Netflix’s recent quarterly update, and the news that the service’s total subscriber base had fallen by 200.000, provoked a strong reaction from investors. Multiple challenging factors were rightly cited in mitigation, including the shutdown of the company’s business in Russia, macroeconomic turbulence, increasing competition from new services, saturation in mature markets, and the prevalence of account sharing.
The company’s response in North America and EMEA has been to increase the price, cashing in on its scale to grow average revenue per user (ARPU). Meanwhile, Netflix’s operations in APAC have largely continued their positive trajectory, recording a net gain of over 1 million subscriptions, Ampere Analysis noted in its latest report.
As Netflix seeks to monetize its market domination in the West, in APAC it continues to focus on driving subscription uptake at the expense of ARPU, in particular in developing markets. “Cheaper mobile plans and local content investment are key drivers for Netflix’s continued growth in a region where many consumers do not possess the same level of willingness or ability to pay for subscription services as in developed markets,” said Orina Zhao, Senior Analyst at Ampere Analysis and the author of the report.
In India, for example, Netflix has not only introduced simpler mobile-focused plans, it has regularly reduced prices to bring them closer to local SVOD platforms. The most recent price cut, at the end of 2021, helped Netflix add an estimated 360.000 subscriptions in India in the first quarter of 2022, the largest growth in the APAC region. On the back of this, Netflix introduced similar mobile-tier plans across other developing markets in Southeast Asia.
In addition, Netflix has tightened its partnership with mobile providers in APAC to enable carrier billing, service bundling or sometimes zero rating. It has also gradually extended its partnership to broadband and pay TV providers in the region through on-boarding deals, bundling or exclusive data packages. Furthermore, Netflix is reportedly looking to trial an ad-funded streaming in markets where penetration is low and monetization is challenging. All initiatives are improving accessibility and driving uptake among the vast consumer base in APAC.

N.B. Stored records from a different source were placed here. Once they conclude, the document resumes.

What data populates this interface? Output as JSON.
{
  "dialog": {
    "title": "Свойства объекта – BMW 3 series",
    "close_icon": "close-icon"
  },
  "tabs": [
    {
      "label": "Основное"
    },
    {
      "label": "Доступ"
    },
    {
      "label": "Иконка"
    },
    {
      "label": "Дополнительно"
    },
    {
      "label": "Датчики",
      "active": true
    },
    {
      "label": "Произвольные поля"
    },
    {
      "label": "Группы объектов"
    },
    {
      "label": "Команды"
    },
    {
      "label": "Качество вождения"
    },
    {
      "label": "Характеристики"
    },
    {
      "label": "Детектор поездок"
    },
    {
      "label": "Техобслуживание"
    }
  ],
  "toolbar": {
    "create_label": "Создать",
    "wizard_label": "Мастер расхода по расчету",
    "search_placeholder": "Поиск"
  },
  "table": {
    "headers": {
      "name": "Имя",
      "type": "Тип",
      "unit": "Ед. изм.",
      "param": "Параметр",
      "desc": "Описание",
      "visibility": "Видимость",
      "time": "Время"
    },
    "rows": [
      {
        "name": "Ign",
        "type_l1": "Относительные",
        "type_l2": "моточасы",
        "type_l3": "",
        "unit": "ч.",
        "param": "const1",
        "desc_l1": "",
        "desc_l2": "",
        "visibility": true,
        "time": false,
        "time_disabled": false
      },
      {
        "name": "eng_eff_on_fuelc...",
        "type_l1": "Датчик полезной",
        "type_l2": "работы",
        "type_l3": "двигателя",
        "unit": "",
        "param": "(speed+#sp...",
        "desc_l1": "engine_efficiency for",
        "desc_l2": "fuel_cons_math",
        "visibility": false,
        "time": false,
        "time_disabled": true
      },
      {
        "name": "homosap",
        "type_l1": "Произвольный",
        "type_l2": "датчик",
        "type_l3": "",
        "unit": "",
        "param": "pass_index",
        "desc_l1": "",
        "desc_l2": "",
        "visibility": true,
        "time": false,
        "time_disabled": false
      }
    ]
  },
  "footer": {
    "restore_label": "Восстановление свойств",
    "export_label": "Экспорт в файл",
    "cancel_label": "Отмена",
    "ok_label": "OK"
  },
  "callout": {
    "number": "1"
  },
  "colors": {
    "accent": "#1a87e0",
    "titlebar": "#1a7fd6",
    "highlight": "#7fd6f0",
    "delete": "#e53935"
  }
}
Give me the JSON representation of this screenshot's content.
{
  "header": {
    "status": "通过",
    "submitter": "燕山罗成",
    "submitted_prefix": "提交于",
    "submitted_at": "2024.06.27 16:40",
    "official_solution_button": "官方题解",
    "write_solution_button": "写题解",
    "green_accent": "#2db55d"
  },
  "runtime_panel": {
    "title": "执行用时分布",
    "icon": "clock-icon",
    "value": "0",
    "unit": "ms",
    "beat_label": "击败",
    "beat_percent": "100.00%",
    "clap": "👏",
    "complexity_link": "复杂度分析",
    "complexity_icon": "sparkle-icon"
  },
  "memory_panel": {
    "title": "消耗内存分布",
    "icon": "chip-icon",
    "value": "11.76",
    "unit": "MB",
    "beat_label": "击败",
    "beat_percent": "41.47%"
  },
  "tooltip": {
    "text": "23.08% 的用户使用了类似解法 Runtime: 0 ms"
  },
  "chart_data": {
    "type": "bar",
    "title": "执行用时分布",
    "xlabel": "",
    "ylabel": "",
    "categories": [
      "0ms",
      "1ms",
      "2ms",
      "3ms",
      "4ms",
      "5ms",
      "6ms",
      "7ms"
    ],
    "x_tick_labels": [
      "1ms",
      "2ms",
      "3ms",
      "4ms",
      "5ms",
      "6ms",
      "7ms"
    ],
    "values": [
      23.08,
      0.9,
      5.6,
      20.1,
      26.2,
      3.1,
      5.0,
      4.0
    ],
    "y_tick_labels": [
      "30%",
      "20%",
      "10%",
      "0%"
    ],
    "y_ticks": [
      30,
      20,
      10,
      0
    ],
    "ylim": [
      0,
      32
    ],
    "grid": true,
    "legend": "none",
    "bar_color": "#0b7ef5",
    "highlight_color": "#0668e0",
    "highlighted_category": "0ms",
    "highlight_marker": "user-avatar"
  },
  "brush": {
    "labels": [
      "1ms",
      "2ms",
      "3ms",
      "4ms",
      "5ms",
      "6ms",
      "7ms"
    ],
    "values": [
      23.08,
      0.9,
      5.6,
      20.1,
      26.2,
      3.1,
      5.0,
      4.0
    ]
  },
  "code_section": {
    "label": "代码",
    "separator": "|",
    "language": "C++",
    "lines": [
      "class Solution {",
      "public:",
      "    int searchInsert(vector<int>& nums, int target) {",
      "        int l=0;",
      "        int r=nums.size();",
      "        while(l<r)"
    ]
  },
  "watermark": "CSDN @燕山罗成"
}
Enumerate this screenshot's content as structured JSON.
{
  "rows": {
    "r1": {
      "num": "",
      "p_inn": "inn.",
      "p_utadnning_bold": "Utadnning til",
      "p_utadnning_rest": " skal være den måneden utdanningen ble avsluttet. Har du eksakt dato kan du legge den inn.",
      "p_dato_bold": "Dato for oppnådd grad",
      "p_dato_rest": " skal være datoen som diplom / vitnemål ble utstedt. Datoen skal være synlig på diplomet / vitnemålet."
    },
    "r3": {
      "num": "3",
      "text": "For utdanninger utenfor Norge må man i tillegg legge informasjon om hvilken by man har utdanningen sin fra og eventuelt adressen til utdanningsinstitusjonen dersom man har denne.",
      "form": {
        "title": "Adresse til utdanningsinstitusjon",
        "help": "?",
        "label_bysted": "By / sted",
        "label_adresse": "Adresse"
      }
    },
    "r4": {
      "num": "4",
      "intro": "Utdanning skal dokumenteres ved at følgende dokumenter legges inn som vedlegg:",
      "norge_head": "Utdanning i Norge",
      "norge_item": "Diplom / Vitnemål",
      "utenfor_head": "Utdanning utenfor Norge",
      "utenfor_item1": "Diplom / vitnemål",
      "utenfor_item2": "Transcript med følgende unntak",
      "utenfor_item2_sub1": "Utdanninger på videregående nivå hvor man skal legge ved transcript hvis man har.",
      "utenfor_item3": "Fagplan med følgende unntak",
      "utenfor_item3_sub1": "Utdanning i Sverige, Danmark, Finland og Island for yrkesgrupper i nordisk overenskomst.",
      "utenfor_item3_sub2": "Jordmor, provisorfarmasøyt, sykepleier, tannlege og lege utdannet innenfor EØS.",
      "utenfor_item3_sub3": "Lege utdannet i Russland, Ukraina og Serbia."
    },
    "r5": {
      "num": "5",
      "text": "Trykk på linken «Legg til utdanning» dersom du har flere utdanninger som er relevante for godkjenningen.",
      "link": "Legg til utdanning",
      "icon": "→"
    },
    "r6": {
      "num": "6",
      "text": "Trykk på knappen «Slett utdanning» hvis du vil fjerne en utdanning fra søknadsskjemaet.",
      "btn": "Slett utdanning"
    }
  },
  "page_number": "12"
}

In contrast to the developing markets in APAC, Netflix has proven successful in developed APAC markets (such as Australia and New Zealand, Japan, South Korea, and Taiwan) without needing to compromise on ARPU. It has also ramped up its investment in local content: Ampere estimates that, between 2016 and 2021, Netflix has spent over $2.2 billion on Japanese content and $850 million on Korean content, respectively, with about half of each going to original productions. With 24 Korean titles and 19 titles Japanese titles currently commissioned (as per May 2022), Korean and Japanese have also risen to be Netflix’s third and fourth largest commissioned language among its total upcoming shows, further strengthening the global streamer’s APAC presence.